** RECORD SET **
*** Begin section ***
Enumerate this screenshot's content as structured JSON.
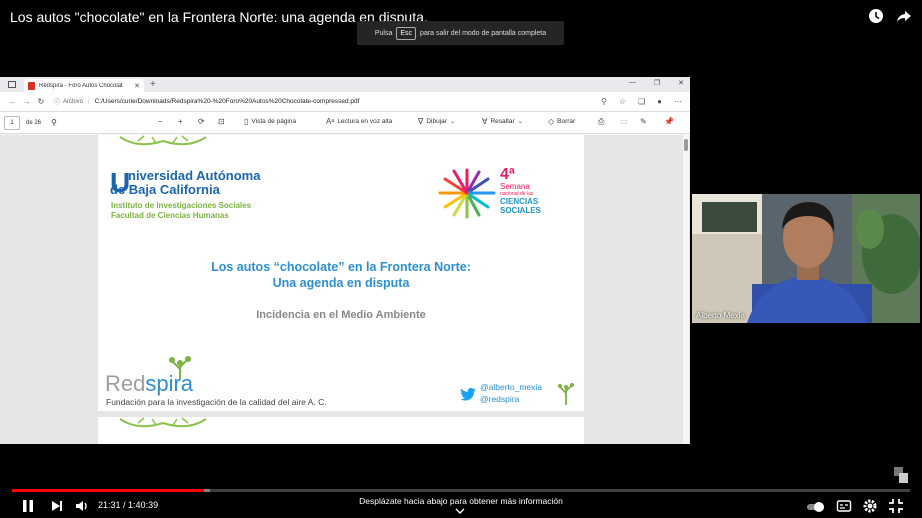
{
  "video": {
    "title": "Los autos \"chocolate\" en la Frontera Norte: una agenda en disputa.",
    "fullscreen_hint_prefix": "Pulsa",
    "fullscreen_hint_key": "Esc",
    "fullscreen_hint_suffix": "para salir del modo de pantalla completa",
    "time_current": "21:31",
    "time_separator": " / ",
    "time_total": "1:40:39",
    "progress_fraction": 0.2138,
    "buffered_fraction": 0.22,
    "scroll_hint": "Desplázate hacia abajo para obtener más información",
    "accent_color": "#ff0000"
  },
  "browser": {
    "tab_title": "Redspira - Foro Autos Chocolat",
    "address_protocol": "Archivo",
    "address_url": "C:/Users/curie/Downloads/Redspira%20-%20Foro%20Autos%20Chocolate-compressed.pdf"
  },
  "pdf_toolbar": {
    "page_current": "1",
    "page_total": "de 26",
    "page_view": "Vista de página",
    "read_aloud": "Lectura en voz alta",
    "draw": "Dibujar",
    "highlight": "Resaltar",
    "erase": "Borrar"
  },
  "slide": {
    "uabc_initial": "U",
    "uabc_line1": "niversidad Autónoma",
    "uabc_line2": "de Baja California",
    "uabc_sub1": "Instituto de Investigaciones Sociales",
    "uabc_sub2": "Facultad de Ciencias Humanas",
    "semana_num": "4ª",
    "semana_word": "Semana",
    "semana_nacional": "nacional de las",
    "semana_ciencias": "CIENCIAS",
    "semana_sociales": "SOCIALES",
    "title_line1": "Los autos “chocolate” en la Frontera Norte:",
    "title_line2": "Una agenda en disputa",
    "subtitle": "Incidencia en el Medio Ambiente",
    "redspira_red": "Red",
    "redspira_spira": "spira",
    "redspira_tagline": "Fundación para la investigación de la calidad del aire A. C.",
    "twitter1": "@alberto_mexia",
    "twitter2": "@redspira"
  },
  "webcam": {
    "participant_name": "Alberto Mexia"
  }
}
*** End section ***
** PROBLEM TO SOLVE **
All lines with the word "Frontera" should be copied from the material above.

** ANSWER SPACE **
    "title": "Los autos \"chocolate\" en la Frontera Norte: una agenda en disputa.",
    "title_line1": "Los autos “chocolate” en la Frontera Norte:",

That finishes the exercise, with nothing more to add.